EVERETT — On Sunday, Snohomish County reported more than 140 new COVID cases — the highest single-day total of the pandemic, according to Snohomish Health District data.
Meanwhile, a two-week case count ending Saturday showed 126 new infections per 100,000 residents, nearly reaching the previous peak from March, which was 129.
However, the current tally is only slightly higher than it was a week ago, indicating a third wave of infections could be slowing.
“Relatively speaking, that’s an improvement in the trajectory,” said Dr. Chris Spitters, the county’s health officer. “But the absolute level is still much higher than we would like to see. The bottom line is, let’s try to keep bending that curve and get it pointing downward.”

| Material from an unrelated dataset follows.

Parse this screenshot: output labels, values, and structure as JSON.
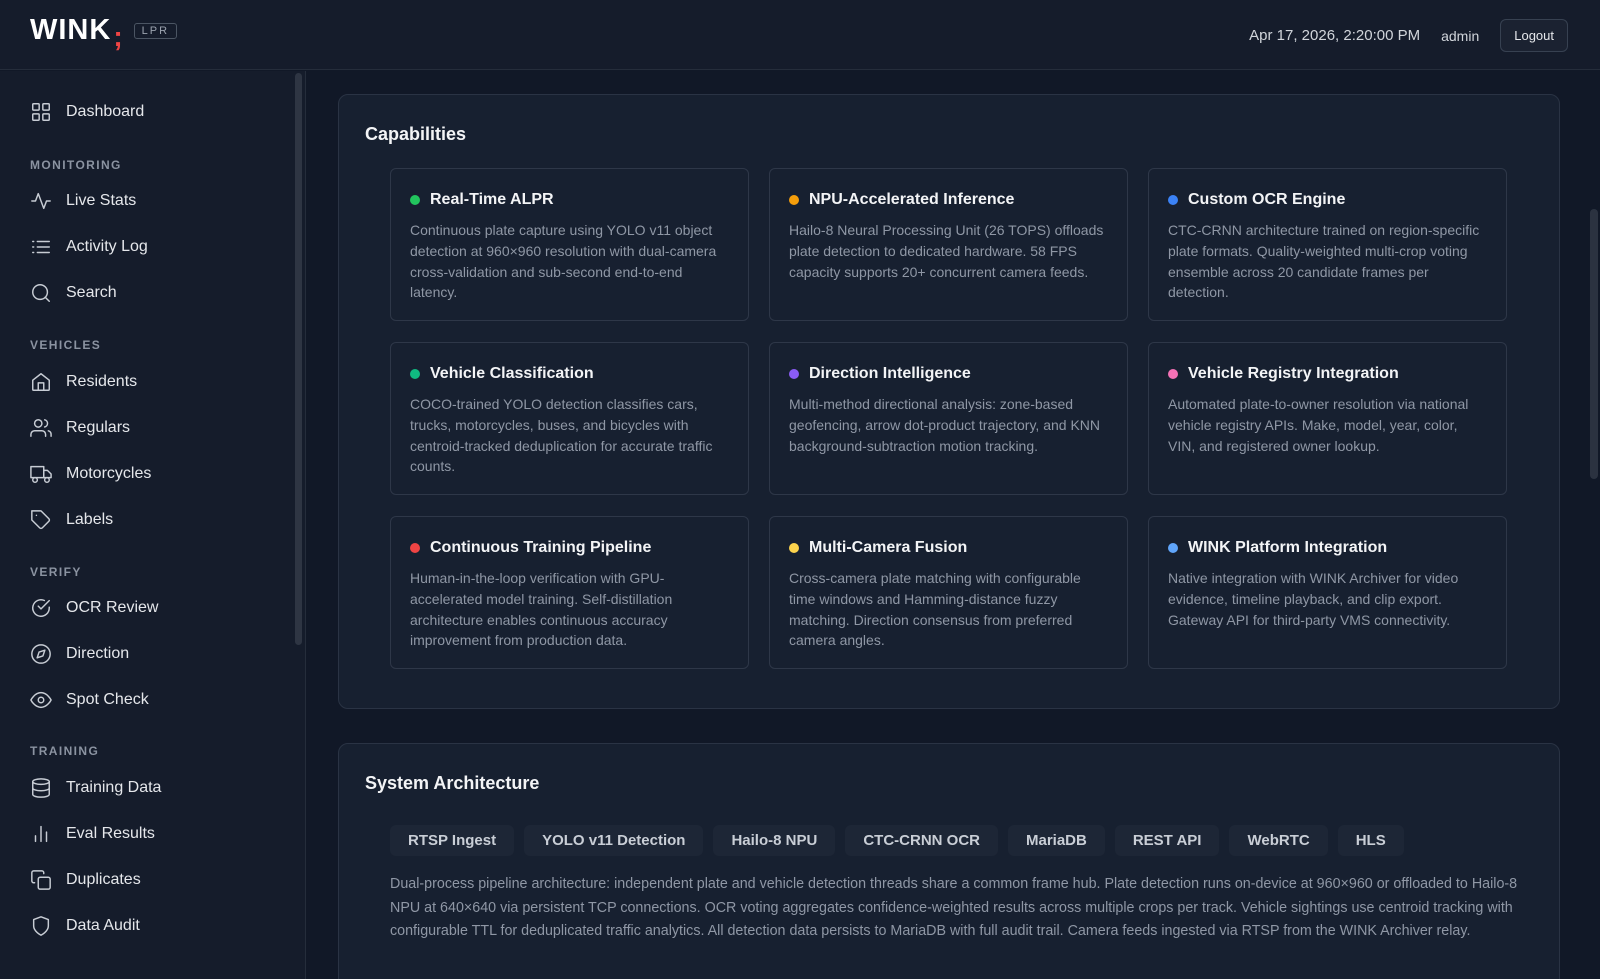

Mask-less, indoor social gatherings, both large and small, continue to drive new infections, he said. That’s because the disease is transmitted through droplets generated when people talk, sneeze, cough or breathe.
Wearing a mask helps prevent you from spreading your droplets and blocks others from getting to your mouth or nose. And good ventilation helps push away the droplets.
While data could be showing that the virus is beginning to slow, there’s also concern that large Halloween parties over the weekend might be leading to more cases.
Previous holidays, like the Fourth of July and Labor Day, each preceded a jump in infections.
Spitters said he was aware of a large holiday gathering in Marysville which was interrupted by law enforcement.
It will take a week to two to see any rise from Halloween reflected in the numbers, though.
“We’ll certainly be watching,” he said. “That’s just the first of many holidays on the calendar coming up.”
Cases are rising among all age groups, including those most vulnerable to dying from the virus.
That has public health officials worried that hospitalizations and deaths from the virus could rise.
For months, the number of people in county hospitals due to COVID at any given time has hovered from the teens to the mid-30s.
Currently, 25 people are hospitalized with the virus, seven of whom require ventilators to breathe, Spitters said.
Infections have also jumped in long-term care homes.
More than 50 of those cases are at Regency Care Monroe, which is dealing with a large outbreak.
Eleven other facilities have one or more cases, Spitters added.